Interested graduate student applicants are encouraged to contact potential mentors whose research best fits with their interests. Graduate students with a focus on social psychology have a variety of curriculum options. Students formally apply to one of the three broad graduate training areas (Clinical Science, Cognitive, or Behavioral and Cognitive Neuroscience), but the curriculum requirements are adapted in light of the student’s social psychological research interests and career goals. Graduate training is flexible and student centered to accommodate unique and cross-cutting interests.

The training in our labs is designed to prepare students for careers in research and teaching in psychology. The majority of a student's education in this program comes from hands-on experience in designing, conducting, and communicating research. Required coursework is usually completed by a student’s third year in the program, but an emphasis on research begins on day one and continues throughout the student’s graduate career. The students' initial research projects will naturally depend on the expertise of his/her faculty advisor, and are likely to be nested in the overall research program of the particular lab. This is particularly true for the first two years of the program, but becomes less relevant as the student develops independent lines of research. By the third year, students typically have a suite of projects, including independent ones and collaborations with faculty in other research groups and/or other students inside and sometimes outside the Department.
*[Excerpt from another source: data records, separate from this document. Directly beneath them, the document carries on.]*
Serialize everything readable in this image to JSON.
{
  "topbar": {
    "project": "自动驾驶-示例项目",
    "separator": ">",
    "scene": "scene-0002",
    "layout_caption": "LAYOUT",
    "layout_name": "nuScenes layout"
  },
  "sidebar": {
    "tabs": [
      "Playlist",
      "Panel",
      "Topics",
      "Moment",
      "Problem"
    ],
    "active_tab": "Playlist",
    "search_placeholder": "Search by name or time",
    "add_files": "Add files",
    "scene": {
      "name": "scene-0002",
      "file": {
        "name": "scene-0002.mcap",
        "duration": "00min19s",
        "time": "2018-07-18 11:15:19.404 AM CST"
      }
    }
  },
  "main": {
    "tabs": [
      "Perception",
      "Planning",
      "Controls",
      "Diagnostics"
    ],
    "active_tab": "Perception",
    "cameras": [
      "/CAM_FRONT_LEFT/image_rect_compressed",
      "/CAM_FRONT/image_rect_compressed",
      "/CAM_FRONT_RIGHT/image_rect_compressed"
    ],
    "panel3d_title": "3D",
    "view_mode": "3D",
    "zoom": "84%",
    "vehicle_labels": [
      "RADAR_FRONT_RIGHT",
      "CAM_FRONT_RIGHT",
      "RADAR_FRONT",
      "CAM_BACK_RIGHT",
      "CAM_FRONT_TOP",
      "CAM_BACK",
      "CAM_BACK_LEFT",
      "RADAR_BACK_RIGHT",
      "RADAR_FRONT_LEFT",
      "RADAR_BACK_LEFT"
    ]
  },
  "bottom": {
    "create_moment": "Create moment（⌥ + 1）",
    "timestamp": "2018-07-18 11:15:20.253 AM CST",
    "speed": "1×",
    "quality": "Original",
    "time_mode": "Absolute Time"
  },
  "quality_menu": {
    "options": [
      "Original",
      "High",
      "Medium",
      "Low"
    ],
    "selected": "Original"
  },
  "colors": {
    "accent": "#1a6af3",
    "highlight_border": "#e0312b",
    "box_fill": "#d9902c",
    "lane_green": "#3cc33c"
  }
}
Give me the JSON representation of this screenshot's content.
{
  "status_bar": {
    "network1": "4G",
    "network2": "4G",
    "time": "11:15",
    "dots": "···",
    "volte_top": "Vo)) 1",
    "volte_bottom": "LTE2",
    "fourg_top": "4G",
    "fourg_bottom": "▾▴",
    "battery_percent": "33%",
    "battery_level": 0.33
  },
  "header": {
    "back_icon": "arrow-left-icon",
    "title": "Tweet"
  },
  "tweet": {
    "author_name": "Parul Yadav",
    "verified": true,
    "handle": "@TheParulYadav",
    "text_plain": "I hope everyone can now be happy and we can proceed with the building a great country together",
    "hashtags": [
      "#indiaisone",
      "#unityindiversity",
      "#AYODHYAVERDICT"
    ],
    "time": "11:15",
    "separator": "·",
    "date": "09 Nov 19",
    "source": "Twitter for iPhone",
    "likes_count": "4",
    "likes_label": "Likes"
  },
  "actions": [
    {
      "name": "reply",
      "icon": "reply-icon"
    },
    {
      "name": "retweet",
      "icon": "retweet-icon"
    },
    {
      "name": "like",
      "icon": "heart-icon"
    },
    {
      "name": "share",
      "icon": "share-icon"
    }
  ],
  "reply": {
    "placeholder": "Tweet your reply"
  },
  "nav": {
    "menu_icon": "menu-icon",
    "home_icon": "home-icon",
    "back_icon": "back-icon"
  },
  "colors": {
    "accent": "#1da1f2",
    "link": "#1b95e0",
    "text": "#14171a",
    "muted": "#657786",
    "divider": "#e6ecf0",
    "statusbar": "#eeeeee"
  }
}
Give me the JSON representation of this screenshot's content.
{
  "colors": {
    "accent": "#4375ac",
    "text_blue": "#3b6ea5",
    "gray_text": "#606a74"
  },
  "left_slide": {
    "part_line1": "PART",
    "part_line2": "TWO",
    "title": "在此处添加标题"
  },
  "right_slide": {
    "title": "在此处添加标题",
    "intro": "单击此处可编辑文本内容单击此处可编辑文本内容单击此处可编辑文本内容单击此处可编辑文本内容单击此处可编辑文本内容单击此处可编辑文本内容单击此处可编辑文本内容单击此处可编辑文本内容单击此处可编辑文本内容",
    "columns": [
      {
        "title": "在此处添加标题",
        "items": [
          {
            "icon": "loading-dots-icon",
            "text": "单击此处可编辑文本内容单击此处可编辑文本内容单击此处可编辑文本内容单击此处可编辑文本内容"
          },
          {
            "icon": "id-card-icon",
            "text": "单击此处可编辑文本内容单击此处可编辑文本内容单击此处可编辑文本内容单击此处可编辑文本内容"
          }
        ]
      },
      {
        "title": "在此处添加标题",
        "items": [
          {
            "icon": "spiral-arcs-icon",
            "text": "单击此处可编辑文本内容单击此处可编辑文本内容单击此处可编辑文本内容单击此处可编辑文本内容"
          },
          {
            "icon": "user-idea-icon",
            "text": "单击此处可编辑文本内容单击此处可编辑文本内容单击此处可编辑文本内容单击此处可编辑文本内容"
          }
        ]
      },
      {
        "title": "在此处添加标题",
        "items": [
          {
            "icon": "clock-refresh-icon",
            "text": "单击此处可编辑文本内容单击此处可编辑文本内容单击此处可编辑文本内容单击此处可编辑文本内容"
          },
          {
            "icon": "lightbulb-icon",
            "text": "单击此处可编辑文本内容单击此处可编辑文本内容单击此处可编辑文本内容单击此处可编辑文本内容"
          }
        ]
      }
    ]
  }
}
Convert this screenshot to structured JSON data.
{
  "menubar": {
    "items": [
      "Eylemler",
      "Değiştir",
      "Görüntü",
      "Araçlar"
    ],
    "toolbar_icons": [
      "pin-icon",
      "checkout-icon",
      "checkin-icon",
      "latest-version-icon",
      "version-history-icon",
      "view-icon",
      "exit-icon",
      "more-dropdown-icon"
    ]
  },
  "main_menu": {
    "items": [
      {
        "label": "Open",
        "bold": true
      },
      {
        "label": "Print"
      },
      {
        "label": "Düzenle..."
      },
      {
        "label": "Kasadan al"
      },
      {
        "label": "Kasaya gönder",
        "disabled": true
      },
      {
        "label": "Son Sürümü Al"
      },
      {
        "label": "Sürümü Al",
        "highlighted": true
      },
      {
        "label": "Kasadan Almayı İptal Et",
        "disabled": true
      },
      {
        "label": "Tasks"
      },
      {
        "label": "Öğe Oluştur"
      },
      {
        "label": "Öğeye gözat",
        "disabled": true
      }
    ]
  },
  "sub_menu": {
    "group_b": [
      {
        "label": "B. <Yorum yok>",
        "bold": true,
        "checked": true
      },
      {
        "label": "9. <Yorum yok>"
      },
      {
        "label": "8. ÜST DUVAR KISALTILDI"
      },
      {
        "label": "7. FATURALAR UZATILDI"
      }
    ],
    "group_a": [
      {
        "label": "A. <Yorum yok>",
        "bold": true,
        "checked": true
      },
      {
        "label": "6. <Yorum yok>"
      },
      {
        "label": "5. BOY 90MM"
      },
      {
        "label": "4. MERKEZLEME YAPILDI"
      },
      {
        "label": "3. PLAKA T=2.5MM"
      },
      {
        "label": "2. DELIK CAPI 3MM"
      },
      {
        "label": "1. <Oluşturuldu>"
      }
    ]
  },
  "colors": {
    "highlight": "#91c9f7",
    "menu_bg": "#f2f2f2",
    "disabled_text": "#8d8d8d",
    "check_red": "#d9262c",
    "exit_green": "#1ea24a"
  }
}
All students who are admitted to the program are given five years of financial support in the form of teaching assistantships, research assistantships, or in some cases, fellowships.

Related Faculty (outside of Psychological & Brain Sciences)

  • Alison Bianchi (Sociology)
  • Terry Boles (Management and Organizations)
  • Kenneth Brown (Management and Organizations)
  • Shelly Campo (College of Public Health)
  • Cathy Cole (Marketing)
  • Steve Duck (Communication Studies)
  • Gary Gaeth (Marketing)
  • Sarah Harkness (Sociology)
  • Steven Hitlin (Sociology)
  • Michael Lovaglia (Sociology)
  • Rachel Mclaren (Communication Studies)
  • Michael Mount (Management and Organizations)
  • Dhananjay Nayakankuppam (Marketing)
  • Aaron Scherer (Internal Medicine)
  • Greg Stewart (Management and Organizations)
  • Jing Wang (Marketing)